Now, February 25, 1987, the order of the Court of Common Pleas of Cambria County, No. 1984-2252, dated December 17, 1984 is hereby reversed.
Dissenting Opinion by Judge Barry:
In Leechburg Area School District v. Dale, 492 Pa. 515, 520-521, 424 A.2d 1309, 1312-13 (1981), the court, through Justice (now Chief Justice) Nix, stated without reservation:
[ 104 Pa. Commw. Page 200]
The essence test requires a determination as to whether the terms of the agreement encompass the subject matter of the dispute. Where it is determined that the subject matter of the dispute is encompassed within the terms of the agreement, the validity of the arbitrator's interpretation is not a matter of concern to the court." (Emphasis added.)

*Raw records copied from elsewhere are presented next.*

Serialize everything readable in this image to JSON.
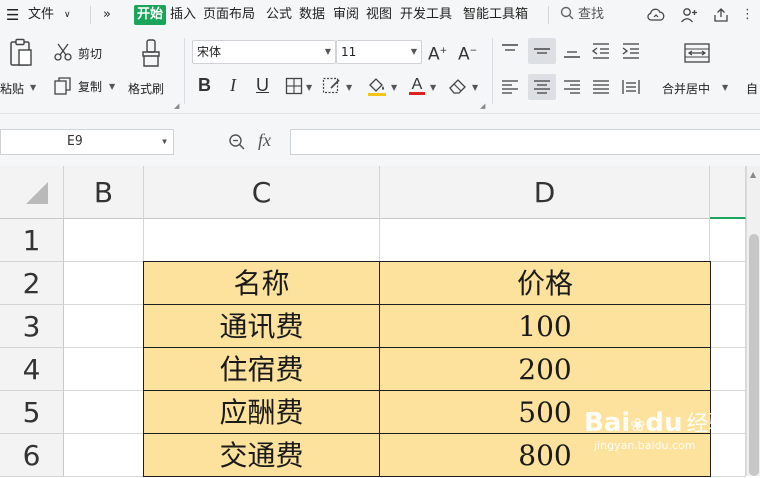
{
  "menubar": {
    "file_label": "文件",
    "tabs": [
      "开始",
      "插入",
      "页面布局",
      "公式",
      "数据",
      "审阅",
      "视图",
      "开发工具",
      "智能工具箱"
    ],
    "search_label": "查找"
  },
  "ribbon": {
    "paste_label": "粘贴",
    "cut_label": "剪切",
    "copy_label": "复制",
    "format_painter_label": "格式刷",
    "font_name": "宋体",
    "font_size": "11",
    "merge_label": "合并居中",
    "auto_wrap_label": "自"
  },
  "formula_bar": {
    "cell_ref": "E9",
    "fx_label": "fx",
    "formula": ""
  },
  "sheet": {
    "columns": [
      "B",
      "C",
      "D"
    ],
    "rows": [
      "1",
      "2",
      "3",
      "4",
      "5",
      "6"
    ],
    "header": {
      "name": "名称",
      "price": "价格"
    },
    "data": [
      {
        "name": "通讯费",
        "price": "100"
      },
      {
        "name": "住宿费",
        "price": "200"
      },
      {
        "name": "应酬费",
        "price": "500"
      },
      {
        "name": "交通费",
        "price": "800"
      }
    ],
    "fill_color": "#fce29d"
  },
  "watermark": {
    "brand_a": "Bai",
    "brand_b": "du",
    "brand_cn": "经验",
    "url": "jingyan.baidu.com"
  }
}
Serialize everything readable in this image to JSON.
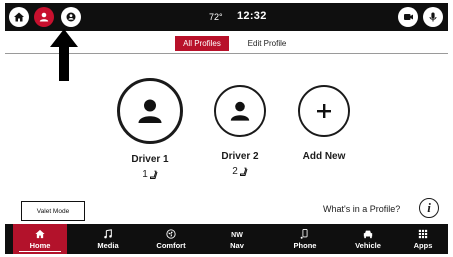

Less than a year ago, our Court was no less emphatic:
The heart of the essence test is that, if the subject matter is within the four corners of the contract, courts are not to judge 'the validity of the arbitrator's interpretation', and therefore the judiciary cannot insist on being satisfied that the arbitrator has reflected the intentions of the parties in the same way the court would describe them.
Conneaut School Service Personnel Association v. Conneaut School District, 96 Pa. Commonwealth Ct. 586, 591, 508 A.2d 1271, 1274 (1986). Judge Craig also stated in that opinion, "Because [the question presented there] was covered by the contract and therefore squarely committed to the arbitrator's discretion, courts have 'no business' overruling the arbitrator merely 'because their interpretation of the contract is different from his.' Leechburg." Id. at 595, 508 A.2d at 1275.
Article XIII of the collective bargaining agreement signed by these parties states, "Nothing contained herein shall be construed to deny or restrict to any Professional Employe or the Joint Operating Committee such rights as he or it may have under the Public School Code of 1949. . . ." This portion of the agreement then brings into the contract Section 1125.1 of the School Code of 1949 as if that language were the parties' own. There can be no question that the arbitrator here was
[ 104 Pa. Commw. Page 201]
within the four corners of the agreement when he resolved this dispute. Because the arbitrator did not stray outside the agreement, the majority does not follow the clear mandate of both the Supreme Court and this Court.
I would affirm.